1. Ignoring the target group
Creating a game without properly studying your target group is a huge barrier that will keep it from being downloaded and played.
Who are you building the game for? What are their main interests? What activities do they like participating in? Can the target group afford the gaming app? Does your target audience use iOS or Android operating system?
Seeking answers to the above questions and others can assist in correctly identifying your target group. Consequently, you can design its functionalities around their preferences.
Just like an ice cream vendor is likely to set up shop at the beach during summer, you should focus on consumers whose behaviors are likely to motivate them to play your game.
For example, if you want to create a gun shooting game, you can target college-educated men in their 20s and 30s, while targeting other demographic groups secondarily.
2. Failure to study the competitors
To create a successful game that will increase positive reviews and retention, you should analyze the strengths and weaknesses of your competitors.
Studying your competition will allow you to understand your capabilities to match or surpass the consumer demand for your mobile or web-based game.
If you fail to do it, you will miss the opportunity to fill the actual needs in the gaming industry and correct the mistakes made by the developers in your niche.
You should ask questions like “What is their target audience?” “How many downloads do their gaming app receive per month?” “What resources do they have?”.
Answering such questions will give you a good idea of the abilities of your competition, the feasibility of competing with them, and the kind of strategies to adopt to out-compete them.
Importantly, instead of copying the strategies of your competitors, develop a game that is unique and provides an added value to users.
3. Design failure
When building a mobile or a web-based game, it’s essential that you employ a unique art style and visually appealing design—without any unnecessary sophistication. People are attracted to games based on the user interface design and intuitiveness.
So, instead of spending a lot of time trying to write elegant and complicated lines of code, take your time to provide a better design.
No one will download a game because its code is beautiful. People download games to play them. And, the design of the game plays a critical part in assisting them to make the download decision.
4. Trying to do everything
If you try to code, develop 3D models, create animations, do voice-overs—all by yourself—then you are likely to create an unsuccessful game.
The secret to succeeding is to complete tasks that align with your core competencies and outsource the rest of the work. Learn how to divide your work to other experts and save yourself the headaches.
You should also avoid trying to reinvent the wheel. Instead of trying to do everything by yourself, go for robust tools available out there that can make your life easier.
Trying to build something that is already provided in the open source community will consume a lot of your development time and make you feel frustrated.
Furthermore, do not be the beta tester of your own game. If you request someone else to do the beta testing, you’ll get useful outside perspective that will assist in discovering some hidden issues.

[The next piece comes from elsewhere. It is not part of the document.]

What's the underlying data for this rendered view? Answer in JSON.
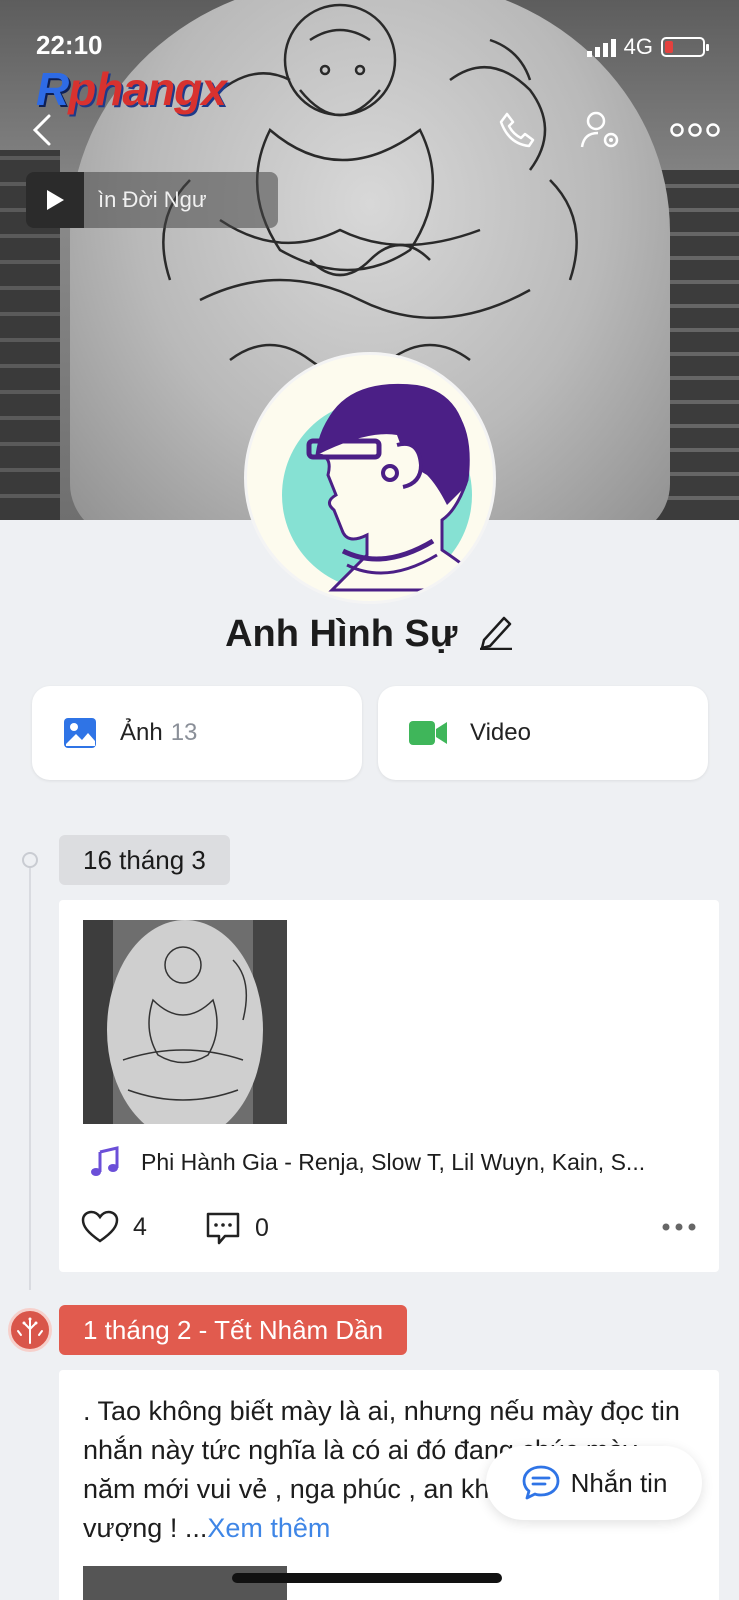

5. Having unrealistic expectations
Unrealistic expectations are very dangerous because they set your game development career up for failure. Do not put your expectations so high such that you force somethings to work your way.
For example, dreaming too big can make you include too many rewards in your game. As much as rewards are pivotal for improving engagement and keeping users motivated, gamers will not take you seriously if you incorporate rewards in every little achievement they make.
Instead, you should select specific rewards for specific checkpoints; this way, the players will feel that they’ve made major milestones.
The mistakes discussed in this article have made several game developers to be unsuccessful in their careers. So, be cautious and keep your head high so that you don’t fall into the same trap.
The best way to avoid making the common mistakes is through learning how to build games from the experts.
Who knows? You could develop the next big game in the industry.